*** Opening AVAILABLE RECORDS ***

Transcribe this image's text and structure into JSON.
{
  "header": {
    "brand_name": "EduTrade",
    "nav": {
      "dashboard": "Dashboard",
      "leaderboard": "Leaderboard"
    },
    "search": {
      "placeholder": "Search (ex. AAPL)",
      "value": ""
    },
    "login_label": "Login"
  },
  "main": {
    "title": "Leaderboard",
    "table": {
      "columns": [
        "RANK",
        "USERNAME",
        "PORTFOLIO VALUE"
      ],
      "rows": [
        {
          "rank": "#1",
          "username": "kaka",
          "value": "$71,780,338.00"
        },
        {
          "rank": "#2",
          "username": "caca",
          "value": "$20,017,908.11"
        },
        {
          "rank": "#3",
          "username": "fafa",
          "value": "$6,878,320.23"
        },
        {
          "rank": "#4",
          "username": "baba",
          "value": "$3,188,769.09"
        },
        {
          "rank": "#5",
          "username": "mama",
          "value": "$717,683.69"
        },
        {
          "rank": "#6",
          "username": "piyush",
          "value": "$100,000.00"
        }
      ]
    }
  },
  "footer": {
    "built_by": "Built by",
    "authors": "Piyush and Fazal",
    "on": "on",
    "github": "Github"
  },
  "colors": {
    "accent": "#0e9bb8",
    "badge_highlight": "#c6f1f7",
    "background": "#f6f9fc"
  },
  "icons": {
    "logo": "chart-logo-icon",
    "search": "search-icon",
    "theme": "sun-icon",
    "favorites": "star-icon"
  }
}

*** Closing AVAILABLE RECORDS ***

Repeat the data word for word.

## YOUR RESPONSE
Transcribe this image's text and structure into JSON.
{
  "header": {
    "brand_name": "EduTrade",
    "nav": {
      "dashboard": "Dashboard",
      "leaderboard": "Leaderboard"
    },
    "search": {
      "placeholder": "Search (ex. AAPL)",
      "value": ""
    },
    "login_label": "Login"
  },
  "main": {
    "title": "Leaderboard",
    "table": {
      "columns": [
        "RANK",
        "USERNAME",
        "PORTFOLIO VALUE"
      ],
      "rows": [
        {
          "rank": "#1",
          "username": "kaka",
          "value": "$71,780,338.00"
        },
        {
          "rank": "#2",
          "username": "caca",
          "value": "$20,017,908.11"
        },
        {
          "rank": "#3",
          "username": "fafa",
          "value": "$6,878,320.23"
        },
        {
          "rank": "#4",
          "username": "baba",
          "value": "$3,188,769.09"
        },
        {
          "rank": "#5",
          "username": "mama",
          "value": "$717,683.69"
        },
        {
          "rank": "#6",
          "username": "piyush",
          "value": "$100,000.00"
        }
      ]
    }
  },
  "footer": {
    "built_by": "Built by",
    "authors": "Piyush and Fazal",
    "on": "on",
    "github": "Github"
  },
  "colors": {
    "accent": "#0e9bb8",
    "badge_highlight": "#c6f1f7",
    "background": "#f6f9fc"
  },
  "icons": {
    "logo": "chart-logo-icon",
    "search": "search-icon",
    "theme": "sun-icon",
    "favorites": "star-icon"
  }
}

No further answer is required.